Taking the economically illiterate but apparently politically powerful notion that it is important that commerce across arbitrarily selected geographic boundaries be minimized, some Arizona politicians are taking the argument to the next, ridiculous level:  Not content to blame perceived problems in the state economy (which has outperformed most other states) on NAFTA, Mexico, or Mexican immigrants, Arizona politicians are now blaming them on New Mexico.

An Arizona energy regulator is frustrated that Arizona Public Service
Co. is passing up in-state wind-energy for power from New Mexico and
Utah....

The state's largest utility buys 90 megawatts of energy from the
Aragonne Mesa Wind Project near Santa Rosa, N.M., and officials have
informed Corporation Commissioner Kris Mayes of plans to buy more
renewable energy from out of state, including from a Utah
geothermal-power plant.

"I am concerned that such out-of-state purchases hinder the development
of renewable energy here in Arizona, and potentially deprive our state
of much needed economic development," Mayes said in a letter to APS,
echoing concerns she raised at a regulatory meeting last week.

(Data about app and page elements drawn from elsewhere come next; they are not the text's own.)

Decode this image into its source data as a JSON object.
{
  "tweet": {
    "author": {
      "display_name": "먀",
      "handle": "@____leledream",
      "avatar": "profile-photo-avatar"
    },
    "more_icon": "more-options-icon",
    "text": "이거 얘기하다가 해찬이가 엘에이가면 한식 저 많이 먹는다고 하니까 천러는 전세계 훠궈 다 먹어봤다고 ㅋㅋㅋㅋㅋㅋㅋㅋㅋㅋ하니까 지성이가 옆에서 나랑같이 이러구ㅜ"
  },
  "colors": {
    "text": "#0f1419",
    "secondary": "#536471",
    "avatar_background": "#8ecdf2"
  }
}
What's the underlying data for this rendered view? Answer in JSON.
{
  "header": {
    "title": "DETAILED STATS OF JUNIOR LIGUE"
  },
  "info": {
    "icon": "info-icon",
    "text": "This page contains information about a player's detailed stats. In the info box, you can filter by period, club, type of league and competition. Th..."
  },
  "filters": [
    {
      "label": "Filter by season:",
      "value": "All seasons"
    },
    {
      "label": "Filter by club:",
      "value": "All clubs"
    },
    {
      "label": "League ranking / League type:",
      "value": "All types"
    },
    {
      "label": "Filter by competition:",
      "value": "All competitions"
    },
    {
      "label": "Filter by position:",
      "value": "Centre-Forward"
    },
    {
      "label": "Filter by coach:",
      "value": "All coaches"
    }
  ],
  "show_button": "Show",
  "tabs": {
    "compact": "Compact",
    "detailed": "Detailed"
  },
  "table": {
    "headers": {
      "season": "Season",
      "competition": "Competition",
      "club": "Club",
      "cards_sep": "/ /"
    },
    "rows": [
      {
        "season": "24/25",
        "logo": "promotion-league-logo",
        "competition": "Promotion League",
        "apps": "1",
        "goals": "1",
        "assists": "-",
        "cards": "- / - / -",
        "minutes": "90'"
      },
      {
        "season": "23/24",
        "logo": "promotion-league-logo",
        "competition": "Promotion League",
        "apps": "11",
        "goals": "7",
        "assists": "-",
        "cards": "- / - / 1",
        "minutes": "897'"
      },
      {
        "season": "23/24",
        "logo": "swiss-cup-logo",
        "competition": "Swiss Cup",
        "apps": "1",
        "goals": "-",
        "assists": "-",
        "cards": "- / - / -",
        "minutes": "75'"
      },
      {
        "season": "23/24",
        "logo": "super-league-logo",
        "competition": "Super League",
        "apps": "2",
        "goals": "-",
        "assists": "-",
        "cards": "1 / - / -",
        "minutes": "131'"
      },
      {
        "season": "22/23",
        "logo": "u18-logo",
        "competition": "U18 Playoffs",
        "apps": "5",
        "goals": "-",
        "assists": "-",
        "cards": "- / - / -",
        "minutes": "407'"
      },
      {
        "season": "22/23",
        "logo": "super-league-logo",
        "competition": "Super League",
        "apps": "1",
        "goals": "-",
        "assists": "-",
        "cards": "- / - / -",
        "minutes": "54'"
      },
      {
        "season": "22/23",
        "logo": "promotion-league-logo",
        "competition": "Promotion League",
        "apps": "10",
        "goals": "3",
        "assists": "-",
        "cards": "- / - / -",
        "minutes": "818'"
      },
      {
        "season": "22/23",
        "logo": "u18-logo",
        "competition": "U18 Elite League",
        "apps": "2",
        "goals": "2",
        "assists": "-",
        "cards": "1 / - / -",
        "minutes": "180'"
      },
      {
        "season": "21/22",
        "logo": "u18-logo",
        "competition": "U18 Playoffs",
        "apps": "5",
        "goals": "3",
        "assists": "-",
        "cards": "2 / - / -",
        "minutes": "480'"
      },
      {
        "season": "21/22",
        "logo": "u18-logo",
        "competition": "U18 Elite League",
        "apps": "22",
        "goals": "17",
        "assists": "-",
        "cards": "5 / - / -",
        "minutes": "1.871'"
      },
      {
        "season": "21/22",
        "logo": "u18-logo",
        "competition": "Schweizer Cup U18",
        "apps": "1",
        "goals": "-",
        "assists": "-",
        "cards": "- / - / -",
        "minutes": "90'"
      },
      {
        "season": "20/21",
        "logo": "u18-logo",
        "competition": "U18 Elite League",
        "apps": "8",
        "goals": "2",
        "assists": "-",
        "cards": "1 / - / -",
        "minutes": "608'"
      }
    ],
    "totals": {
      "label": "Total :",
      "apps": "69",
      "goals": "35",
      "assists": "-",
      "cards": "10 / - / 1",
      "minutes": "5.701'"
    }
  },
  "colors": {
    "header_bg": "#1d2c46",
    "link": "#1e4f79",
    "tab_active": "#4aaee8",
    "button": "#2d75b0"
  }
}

Of course, everyone knows that silly government energy mandates have much more growth potential than, say, low electrical rates.  So obviously the power company is just being treasonous in buying power from the cheapest sources:

When APS [one of our electric utilities] chose to buy power from the Aragonne project in New Mexico, it
rejected a similar proposal from a company that wanted to build a wind
farm in northern Arizona, which wasn't built because of the decision
from APS, Mayes said.

Brandt said the New Mexico project was better for customers.

"We put all these projects out with a competitive bid," Brandt said.
"Then we select the resource that comes out the best. It's not always
the cheapest. It's a combination of price, reliability and do-ability,
all the things a common businessperson would look at."

He said APS would rather support Arizona power projects, but so far those that have bid on power have not been competitive.

Of course, all of this, even taking the cheapest source, is more expensive than electricity would be without these mandates:

When the Corporation Commission approved the renewable-energy standard
in 2006, officials estimated it would raise an existing monthly tariff
on customer bills from less than 50 cents to $1.05 to help APS meet the
goal, but those projections have gone up. Regulators are expected to
set a new limit on the tariff in the next month, according to Mayes and
APS officials, with some proposals nearing $2.

The protectionist argument is summed up:

"This is Arizona ratepayer money that is currently going to other
states that ought to stay in Arizona," she said. "We are in an economic
downturn. It's a terrible time to be investing out of state."

Yes, yet another blow is struck against economic literacy and the concept of division of labor.  Just how arbitrarily small does a geographic area have to be before protectionists will accept that this area does not need to be self-sufficient of all products and services?